■ What to work on
If a line below contains the string "array", copy it out.

[Material provided Boundary: Start]

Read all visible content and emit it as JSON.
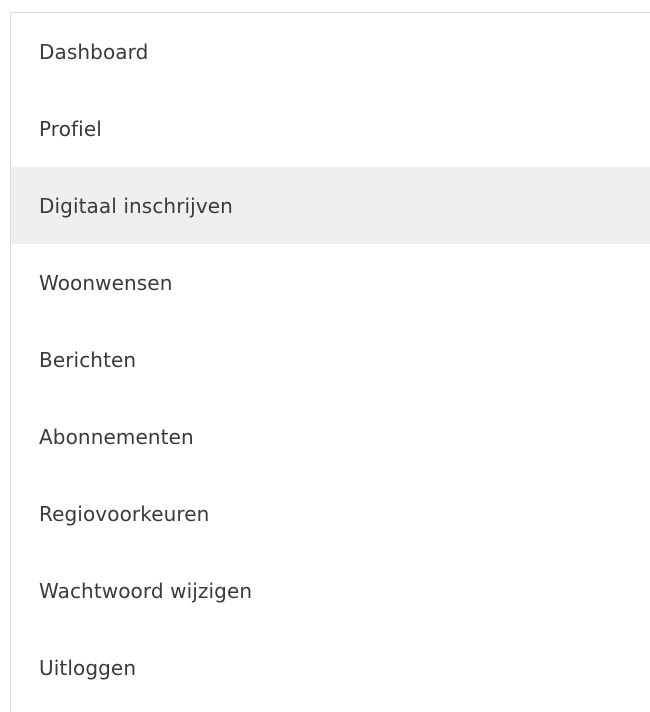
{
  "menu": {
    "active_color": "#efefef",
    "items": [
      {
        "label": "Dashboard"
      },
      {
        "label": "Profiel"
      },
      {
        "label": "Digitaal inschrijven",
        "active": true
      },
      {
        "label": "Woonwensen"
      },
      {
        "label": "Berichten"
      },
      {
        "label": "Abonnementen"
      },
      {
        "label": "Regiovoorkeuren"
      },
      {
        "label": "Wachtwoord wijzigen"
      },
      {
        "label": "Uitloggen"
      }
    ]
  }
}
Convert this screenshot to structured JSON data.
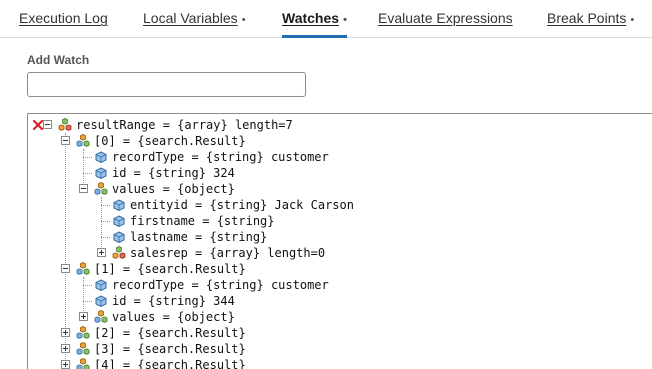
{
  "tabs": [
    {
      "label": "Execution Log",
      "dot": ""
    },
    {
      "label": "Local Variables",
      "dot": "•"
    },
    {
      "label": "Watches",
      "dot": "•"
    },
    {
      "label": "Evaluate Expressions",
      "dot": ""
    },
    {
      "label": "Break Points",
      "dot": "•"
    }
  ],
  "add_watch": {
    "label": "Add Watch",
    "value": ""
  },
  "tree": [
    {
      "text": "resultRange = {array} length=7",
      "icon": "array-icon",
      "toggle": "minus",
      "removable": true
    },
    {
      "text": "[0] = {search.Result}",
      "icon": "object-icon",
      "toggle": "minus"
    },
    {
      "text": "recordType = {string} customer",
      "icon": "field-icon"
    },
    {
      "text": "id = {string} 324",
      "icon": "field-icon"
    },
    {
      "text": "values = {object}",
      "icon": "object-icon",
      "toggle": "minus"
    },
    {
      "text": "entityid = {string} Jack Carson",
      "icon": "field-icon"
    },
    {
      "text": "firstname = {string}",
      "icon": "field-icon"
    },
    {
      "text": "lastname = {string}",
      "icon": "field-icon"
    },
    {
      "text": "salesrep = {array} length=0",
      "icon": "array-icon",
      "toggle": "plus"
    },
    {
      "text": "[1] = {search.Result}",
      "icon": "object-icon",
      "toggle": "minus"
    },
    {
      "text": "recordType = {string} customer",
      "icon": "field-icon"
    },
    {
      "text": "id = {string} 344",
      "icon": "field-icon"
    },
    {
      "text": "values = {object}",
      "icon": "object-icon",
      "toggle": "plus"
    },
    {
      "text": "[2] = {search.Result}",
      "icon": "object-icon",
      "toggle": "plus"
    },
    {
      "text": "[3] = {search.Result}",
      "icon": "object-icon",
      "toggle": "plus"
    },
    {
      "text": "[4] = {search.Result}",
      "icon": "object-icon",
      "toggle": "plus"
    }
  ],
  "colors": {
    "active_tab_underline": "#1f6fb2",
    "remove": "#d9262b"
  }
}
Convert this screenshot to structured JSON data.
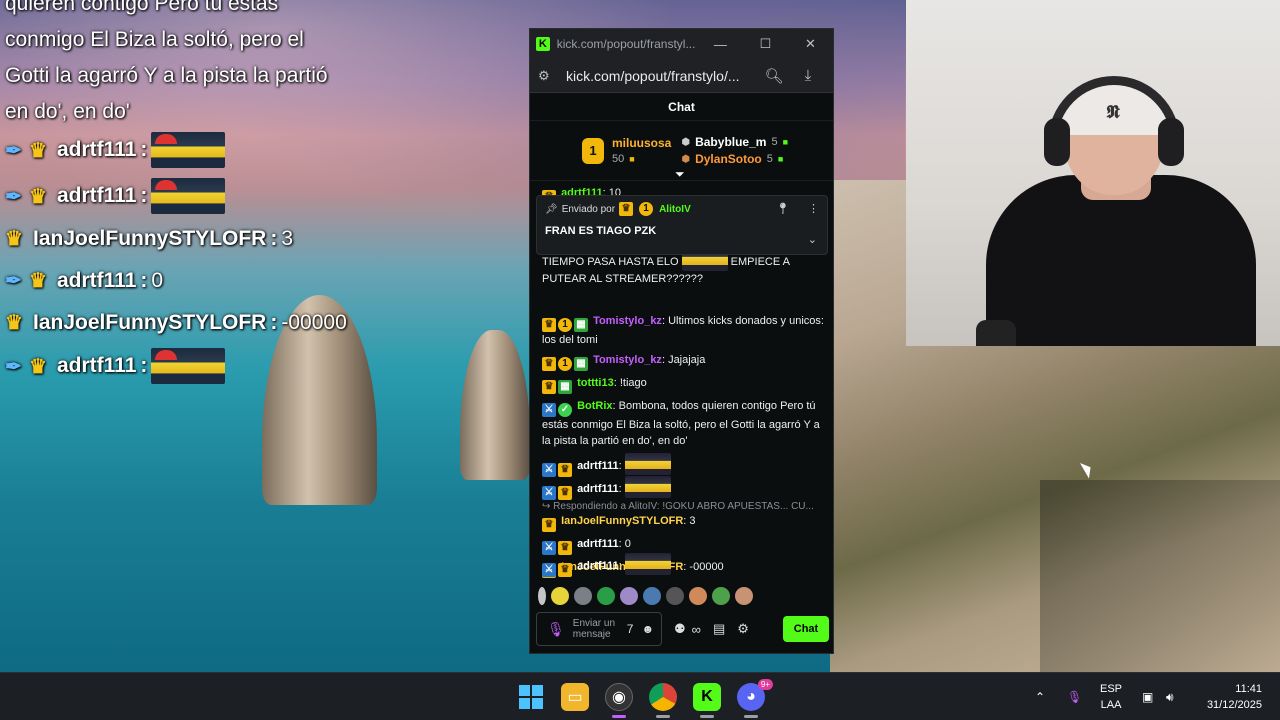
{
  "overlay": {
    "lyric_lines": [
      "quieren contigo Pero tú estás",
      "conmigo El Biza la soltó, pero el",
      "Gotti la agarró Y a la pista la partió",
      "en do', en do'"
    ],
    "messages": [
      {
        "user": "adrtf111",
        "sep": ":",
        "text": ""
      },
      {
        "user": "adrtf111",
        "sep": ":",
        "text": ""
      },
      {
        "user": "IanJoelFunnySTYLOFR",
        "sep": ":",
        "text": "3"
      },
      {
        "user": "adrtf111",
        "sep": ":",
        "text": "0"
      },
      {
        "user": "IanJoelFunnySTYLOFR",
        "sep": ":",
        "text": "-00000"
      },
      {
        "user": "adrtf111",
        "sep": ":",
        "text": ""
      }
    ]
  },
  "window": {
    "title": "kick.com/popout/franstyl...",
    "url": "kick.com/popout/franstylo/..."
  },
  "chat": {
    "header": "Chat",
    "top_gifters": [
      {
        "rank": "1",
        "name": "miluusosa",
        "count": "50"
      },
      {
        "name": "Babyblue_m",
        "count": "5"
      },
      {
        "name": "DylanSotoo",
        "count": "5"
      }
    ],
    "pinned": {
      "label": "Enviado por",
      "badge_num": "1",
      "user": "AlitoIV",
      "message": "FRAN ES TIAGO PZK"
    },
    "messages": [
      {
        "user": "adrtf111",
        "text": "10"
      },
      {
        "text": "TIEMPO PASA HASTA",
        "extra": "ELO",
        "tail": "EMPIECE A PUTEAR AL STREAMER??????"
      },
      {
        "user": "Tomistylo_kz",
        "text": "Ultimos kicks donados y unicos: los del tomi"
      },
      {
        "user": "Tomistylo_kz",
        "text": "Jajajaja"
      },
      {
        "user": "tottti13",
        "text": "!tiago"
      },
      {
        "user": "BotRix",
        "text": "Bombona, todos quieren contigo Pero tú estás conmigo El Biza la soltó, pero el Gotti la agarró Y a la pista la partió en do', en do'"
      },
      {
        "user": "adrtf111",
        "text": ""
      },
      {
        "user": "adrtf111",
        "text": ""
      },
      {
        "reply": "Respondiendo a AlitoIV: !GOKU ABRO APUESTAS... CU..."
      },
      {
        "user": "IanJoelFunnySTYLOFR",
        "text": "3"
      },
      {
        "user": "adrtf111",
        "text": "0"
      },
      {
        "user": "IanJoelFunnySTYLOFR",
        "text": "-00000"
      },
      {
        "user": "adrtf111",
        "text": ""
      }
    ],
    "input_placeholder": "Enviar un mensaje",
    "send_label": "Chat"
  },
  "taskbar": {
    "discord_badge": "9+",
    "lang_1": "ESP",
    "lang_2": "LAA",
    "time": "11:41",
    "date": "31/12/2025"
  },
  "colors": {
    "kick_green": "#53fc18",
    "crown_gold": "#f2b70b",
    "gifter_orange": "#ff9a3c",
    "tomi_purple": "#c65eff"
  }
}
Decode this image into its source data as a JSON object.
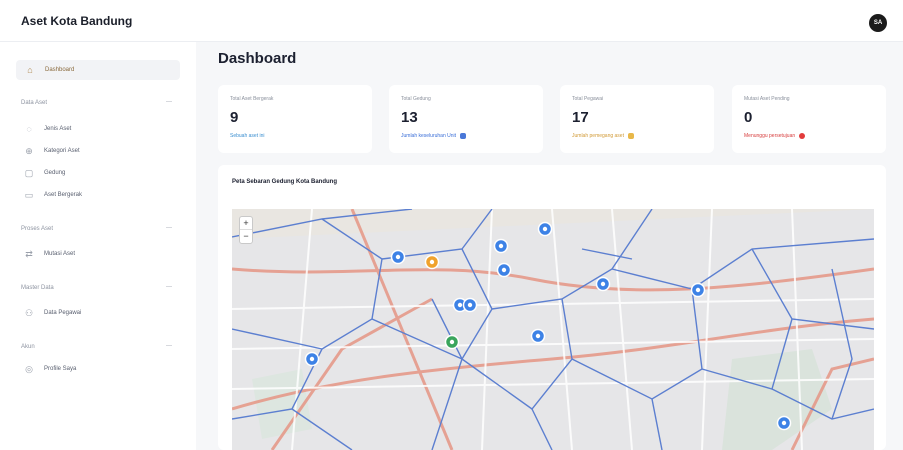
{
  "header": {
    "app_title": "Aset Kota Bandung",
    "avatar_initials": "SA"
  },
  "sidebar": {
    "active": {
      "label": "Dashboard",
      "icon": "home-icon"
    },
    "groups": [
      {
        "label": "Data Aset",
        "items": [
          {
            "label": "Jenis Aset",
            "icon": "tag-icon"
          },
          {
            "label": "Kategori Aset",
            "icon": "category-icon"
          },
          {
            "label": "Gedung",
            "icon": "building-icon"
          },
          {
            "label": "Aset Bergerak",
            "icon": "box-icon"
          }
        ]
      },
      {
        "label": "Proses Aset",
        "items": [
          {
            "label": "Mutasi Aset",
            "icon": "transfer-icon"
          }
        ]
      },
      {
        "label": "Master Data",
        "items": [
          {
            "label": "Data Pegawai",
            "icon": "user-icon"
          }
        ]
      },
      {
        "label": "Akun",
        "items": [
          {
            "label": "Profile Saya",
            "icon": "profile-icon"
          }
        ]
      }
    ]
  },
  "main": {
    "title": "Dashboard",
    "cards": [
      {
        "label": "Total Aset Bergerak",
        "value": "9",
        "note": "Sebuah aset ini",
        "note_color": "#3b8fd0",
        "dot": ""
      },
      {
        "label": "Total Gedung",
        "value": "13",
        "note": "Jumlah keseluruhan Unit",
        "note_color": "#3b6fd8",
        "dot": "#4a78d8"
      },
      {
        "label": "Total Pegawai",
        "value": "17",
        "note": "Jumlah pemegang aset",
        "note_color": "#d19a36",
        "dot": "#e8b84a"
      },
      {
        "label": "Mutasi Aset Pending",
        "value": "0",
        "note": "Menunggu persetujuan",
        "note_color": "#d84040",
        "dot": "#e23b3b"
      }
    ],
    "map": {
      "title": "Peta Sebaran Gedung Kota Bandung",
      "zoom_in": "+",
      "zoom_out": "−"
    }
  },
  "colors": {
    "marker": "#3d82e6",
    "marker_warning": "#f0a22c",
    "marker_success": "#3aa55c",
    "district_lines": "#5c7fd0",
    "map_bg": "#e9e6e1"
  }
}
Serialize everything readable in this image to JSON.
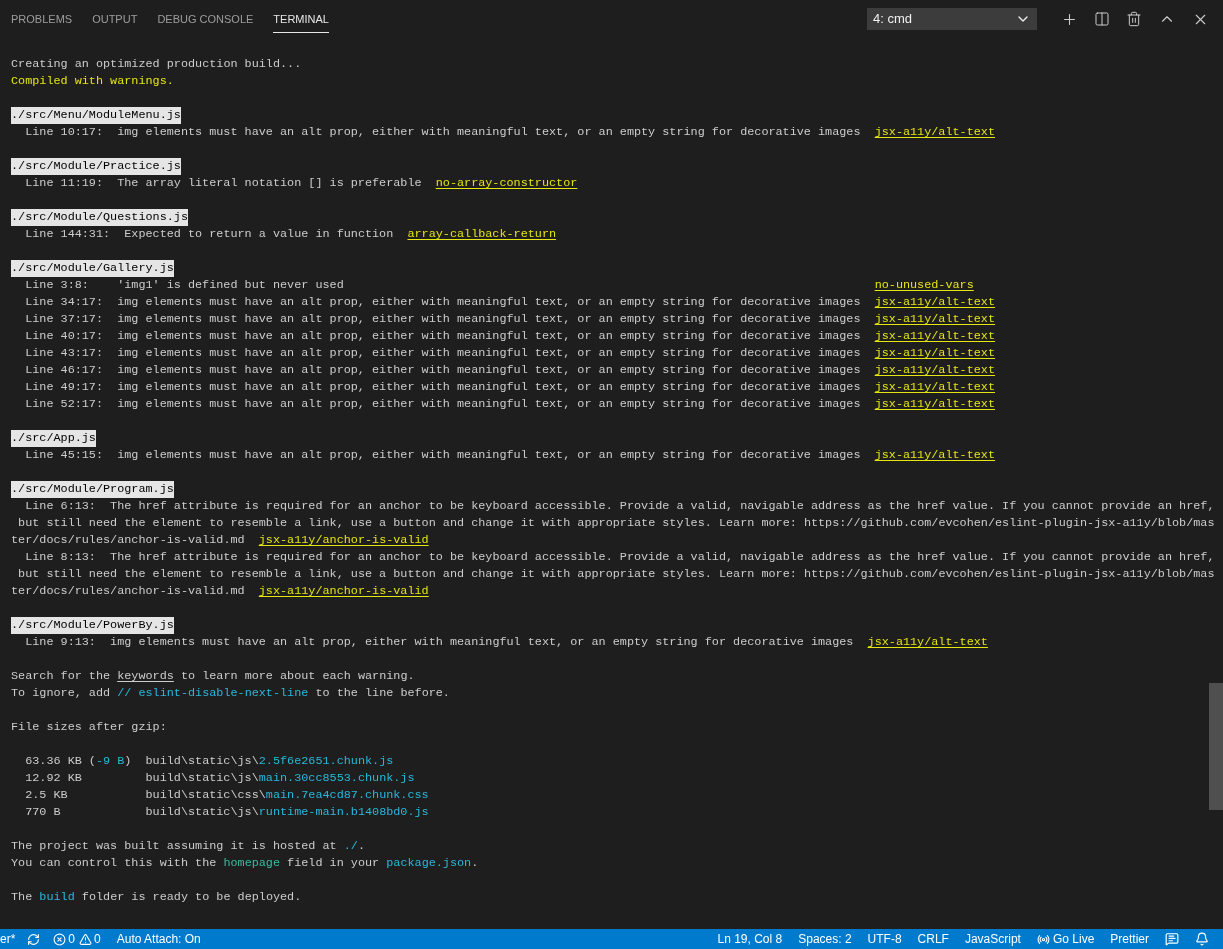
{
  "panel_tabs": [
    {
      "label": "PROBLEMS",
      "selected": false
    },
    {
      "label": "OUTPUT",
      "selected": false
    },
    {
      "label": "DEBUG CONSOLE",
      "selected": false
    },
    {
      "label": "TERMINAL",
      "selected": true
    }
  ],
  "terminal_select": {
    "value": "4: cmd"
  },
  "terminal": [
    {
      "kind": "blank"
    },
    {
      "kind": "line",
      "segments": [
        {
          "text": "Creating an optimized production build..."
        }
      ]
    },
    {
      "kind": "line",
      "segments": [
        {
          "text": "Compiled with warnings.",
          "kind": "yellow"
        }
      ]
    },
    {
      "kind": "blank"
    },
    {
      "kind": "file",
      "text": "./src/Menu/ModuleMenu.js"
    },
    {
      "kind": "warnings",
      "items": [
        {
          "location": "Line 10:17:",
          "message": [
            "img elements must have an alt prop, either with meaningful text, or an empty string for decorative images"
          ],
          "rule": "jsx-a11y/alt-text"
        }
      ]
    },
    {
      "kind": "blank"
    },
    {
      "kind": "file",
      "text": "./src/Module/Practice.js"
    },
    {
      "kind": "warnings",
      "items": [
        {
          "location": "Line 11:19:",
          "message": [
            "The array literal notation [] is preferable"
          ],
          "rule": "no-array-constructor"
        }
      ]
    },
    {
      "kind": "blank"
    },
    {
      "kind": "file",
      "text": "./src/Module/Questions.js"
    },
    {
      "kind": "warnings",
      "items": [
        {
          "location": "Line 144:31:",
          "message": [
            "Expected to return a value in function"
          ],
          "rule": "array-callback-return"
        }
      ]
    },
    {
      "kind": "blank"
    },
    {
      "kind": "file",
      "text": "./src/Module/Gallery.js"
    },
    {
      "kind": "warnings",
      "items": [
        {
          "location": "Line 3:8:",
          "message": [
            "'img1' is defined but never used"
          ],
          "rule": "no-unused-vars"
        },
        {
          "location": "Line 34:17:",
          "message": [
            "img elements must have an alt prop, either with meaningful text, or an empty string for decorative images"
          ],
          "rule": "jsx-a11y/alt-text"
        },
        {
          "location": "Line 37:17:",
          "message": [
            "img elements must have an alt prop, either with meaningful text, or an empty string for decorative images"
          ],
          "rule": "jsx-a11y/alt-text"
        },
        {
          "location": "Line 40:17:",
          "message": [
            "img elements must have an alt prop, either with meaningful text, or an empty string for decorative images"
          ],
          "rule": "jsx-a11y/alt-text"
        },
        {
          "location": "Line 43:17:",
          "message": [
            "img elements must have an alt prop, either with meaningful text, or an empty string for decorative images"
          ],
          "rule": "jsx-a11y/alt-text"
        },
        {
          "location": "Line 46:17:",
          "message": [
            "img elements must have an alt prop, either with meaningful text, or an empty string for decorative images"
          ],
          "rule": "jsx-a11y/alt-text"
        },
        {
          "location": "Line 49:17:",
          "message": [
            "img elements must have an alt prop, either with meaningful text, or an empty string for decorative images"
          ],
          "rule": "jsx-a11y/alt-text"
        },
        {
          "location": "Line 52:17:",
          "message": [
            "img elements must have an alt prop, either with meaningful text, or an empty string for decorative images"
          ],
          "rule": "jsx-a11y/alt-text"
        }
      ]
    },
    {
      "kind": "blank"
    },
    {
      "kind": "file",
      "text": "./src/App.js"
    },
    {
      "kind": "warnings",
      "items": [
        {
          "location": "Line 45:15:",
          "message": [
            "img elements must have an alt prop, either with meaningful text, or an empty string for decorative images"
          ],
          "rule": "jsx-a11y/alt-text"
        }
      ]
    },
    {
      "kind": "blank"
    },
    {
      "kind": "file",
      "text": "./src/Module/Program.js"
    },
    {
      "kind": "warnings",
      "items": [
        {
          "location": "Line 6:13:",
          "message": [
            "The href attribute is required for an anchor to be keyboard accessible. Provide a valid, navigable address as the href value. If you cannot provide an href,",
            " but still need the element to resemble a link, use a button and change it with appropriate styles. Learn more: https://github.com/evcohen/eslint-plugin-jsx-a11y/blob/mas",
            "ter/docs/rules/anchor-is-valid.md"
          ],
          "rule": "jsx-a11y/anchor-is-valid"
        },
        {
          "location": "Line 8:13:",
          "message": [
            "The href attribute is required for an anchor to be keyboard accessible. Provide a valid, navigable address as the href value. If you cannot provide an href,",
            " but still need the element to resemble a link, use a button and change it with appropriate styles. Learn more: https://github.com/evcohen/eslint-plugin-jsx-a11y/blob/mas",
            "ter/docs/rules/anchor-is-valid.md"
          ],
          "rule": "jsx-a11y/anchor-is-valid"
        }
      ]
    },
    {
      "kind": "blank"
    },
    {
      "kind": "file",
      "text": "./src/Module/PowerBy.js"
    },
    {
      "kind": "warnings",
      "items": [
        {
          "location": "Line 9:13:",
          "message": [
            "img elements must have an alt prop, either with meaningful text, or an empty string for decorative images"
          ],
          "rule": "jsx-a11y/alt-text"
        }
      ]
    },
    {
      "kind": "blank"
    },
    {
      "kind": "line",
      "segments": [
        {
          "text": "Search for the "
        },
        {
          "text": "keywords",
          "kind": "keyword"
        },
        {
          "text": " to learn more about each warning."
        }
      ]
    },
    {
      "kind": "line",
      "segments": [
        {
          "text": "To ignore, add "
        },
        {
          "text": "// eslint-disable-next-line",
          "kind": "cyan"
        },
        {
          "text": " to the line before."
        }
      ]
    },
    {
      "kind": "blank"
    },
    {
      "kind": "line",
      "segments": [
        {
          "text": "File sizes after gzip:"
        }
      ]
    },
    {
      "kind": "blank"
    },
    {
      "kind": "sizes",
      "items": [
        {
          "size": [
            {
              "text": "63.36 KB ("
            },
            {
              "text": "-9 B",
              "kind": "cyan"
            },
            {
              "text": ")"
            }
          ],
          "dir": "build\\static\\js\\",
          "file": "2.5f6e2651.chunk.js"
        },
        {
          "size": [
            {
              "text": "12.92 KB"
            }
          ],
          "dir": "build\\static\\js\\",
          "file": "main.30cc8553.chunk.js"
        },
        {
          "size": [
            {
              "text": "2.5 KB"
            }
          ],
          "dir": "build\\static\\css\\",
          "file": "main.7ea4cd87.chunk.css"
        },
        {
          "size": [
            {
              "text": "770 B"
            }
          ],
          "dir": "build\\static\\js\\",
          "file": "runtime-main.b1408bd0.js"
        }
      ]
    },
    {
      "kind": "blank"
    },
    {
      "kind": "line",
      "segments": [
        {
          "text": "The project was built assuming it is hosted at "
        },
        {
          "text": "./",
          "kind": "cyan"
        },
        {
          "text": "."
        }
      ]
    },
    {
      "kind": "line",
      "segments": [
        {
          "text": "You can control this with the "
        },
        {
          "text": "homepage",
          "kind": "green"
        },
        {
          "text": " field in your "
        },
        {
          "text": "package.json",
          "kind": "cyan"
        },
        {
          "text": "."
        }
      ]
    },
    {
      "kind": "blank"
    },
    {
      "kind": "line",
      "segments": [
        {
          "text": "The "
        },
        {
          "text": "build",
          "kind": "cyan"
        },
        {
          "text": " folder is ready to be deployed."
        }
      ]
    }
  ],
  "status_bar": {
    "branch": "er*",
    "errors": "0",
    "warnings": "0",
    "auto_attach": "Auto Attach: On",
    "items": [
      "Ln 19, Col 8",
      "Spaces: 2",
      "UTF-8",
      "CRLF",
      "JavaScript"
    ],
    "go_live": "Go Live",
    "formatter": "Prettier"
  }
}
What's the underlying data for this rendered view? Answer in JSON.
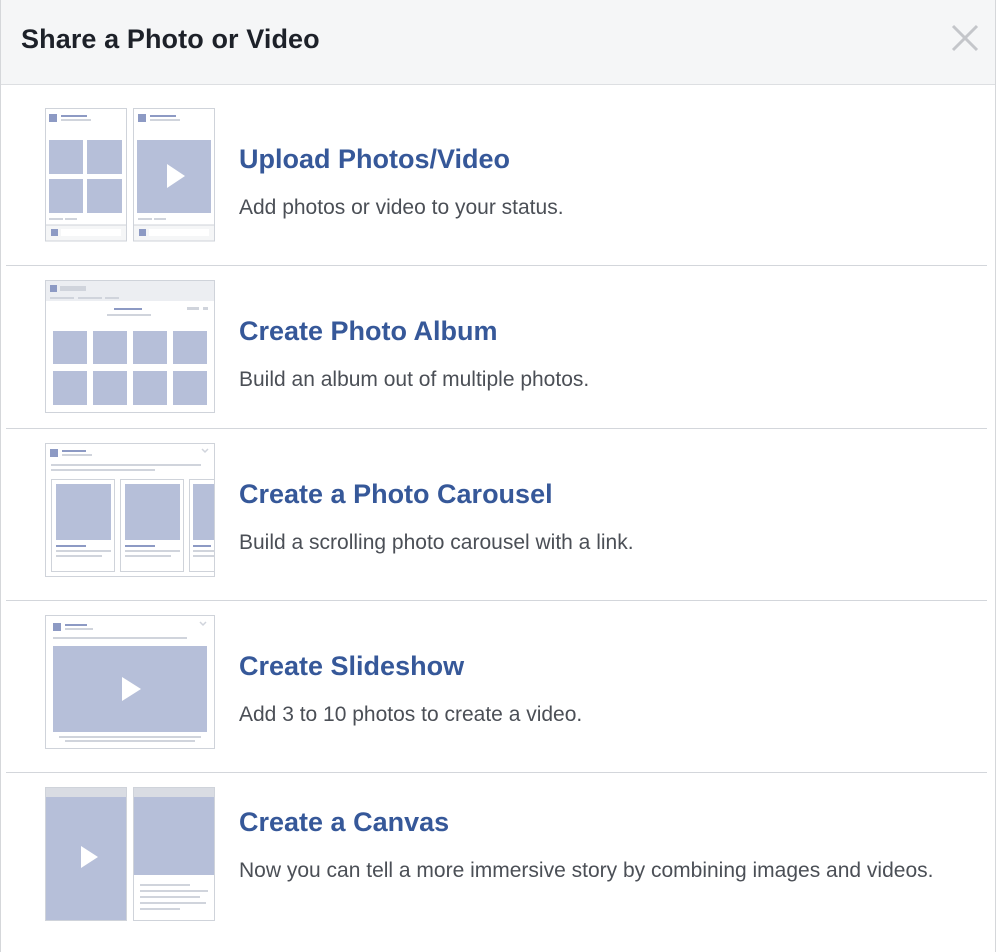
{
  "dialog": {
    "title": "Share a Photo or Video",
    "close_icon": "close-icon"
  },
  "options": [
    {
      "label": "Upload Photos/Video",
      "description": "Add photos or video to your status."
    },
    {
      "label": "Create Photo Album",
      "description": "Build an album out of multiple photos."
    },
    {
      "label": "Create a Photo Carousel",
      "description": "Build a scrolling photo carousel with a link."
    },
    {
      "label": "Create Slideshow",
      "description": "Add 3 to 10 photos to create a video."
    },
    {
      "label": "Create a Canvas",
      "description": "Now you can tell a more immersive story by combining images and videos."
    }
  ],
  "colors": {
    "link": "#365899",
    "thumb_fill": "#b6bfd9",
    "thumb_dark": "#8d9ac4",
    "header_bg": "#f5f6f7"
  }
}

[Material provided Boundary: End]

■ Written answer
      "text": "resultRange = {array} length=7",
      "icon": "array-icon",
      "text": "salesrep = {array} length=0",
      "icon": "array-icon",
            "The array literal notation [] is preferable"
          "rule": "no-array-constructor"
          "rule": "array-callback-return"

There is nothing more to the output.